Netflix UK TV review: Narcos Season 2 (Episode 5, 6 and 7)
Chris Bryant | On 10, Sep 2017Reading time: 2 mins
Warning: This contains spoilers. Not seen Narcos Season 3? Read our spoiler-free review of the opening episode.
With Gilberto imprisoned, things should be looking up for the ‘good guys’ of Narcos. When Episode 5 opens with another political warning about placating the Cartel, rather than fighting them, Pena looks unimpressed, but just this once, the warnings might’ve been right.
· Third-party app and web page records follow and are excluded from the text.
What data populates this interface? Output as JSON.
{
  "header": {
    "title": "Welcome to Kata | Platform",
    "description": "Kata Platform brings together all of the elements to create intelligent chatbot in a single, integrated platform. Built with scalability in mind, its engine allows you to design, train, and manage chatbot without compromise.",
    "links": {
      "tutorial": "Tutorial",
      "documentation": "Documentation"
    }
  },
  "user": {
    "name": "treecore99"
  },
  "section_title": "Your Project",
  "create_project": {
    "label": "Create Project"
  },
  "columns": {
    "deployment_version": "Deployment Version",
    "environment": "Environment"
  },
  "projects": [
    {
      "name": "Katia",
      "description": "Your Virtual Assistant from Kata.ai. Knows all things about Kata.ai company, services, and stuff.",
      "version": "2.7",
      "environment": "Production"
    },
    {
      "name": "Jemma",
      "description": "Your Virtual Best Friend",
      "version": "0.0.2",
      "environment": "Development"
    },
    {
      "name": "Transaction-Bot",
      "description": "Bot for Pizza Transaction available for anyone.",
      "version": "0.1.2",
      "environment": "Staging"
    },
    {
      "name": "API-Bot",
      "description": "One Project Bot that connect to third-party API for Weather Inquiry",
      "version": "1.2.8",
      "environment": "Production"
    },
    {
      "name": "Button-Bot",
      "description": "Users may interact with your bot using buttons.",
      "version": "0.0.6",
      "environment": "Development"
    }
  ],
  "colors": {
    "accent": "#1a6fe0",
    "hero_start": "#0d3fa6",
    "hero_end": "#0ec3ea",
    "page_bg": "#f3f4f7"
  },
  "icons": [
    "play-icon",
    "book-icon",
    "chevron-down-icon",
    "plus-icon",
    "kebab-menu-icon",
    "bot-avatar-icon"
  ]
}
Jorge continues being the most gripping character in the show. Mathias Valera’s diligent but conflicted security expert ends up circumventing his own system to contact the DEA. Constantly in deeper than he expected, Jorge’s quick-thinking is endlessly watchable in a show as tense as Narcos. In addition to his dual loyalties, Jorge is often paired with David throughout these episodes. Arturo Castro (Broad City) steps into the spotlight, as Miguel’s caring, but unpredictable son. Ready for violence at a moment’s notice, David is a dangerous character to have around, especially when you’re feeding information to the DEA.
Splitting time between the extremes of scheming and violence, Narcos produces some of its best work during this mid-season period. Between an abandoned house raid in Episode 7 and the all-out war of Episode 6’s nightclub shootout – when not placing the DEA and Cali Cartel face-to-face, Netflix’s immersive drama shows them peacefully plotting in safe-houses and often partying, without ever dropping the tension level. With bullet-casings and kilos of cocaine littering the establishing shots, the suspense hits a high-point during Jorge’s first call to the DEA. It’s a scene that perfectly captures the endless paranoia that unites both sides, without a weapon or threat being wielded.
With Chris and Daniel sticking tightly with Jorge as their best option, Pena himself spends most of Episodes 6 and 7 hoping to turn Franklin the money launderer against his clients. After an exciting game of cat-and-mouse regarding Franklin’s wife, it’s not long before the Cartel react strategically to their freedom being threatened. While it seems to show how easily the Cartel can strike fear into anyone, it’s also a chance to see Pedro Pascal’s DEA hero doing some old-fashioned DEA work, as opposed to sighing at politicians and schemers (which is, of course, equally enjoyable).
These three episodes represent some of the highlights of Season 3 so far, especially in the high levels of action present. While the Cartel remains on top, the DEA have certainly hammered some cracks into their exterior. But with the Rodriguez brothers in hiding or in jail, the Cartel is now being guided by some far more trigger-happy (and chainsaw-happy) Gentlemen of Cali.
Having barely escaped the DEA and now having started a war with the North Valley Cartel, things are only going to get bloodier.
Narcos Season 1 to 3 are available on Netflix UK, as part of an £8.99 monthly subscription.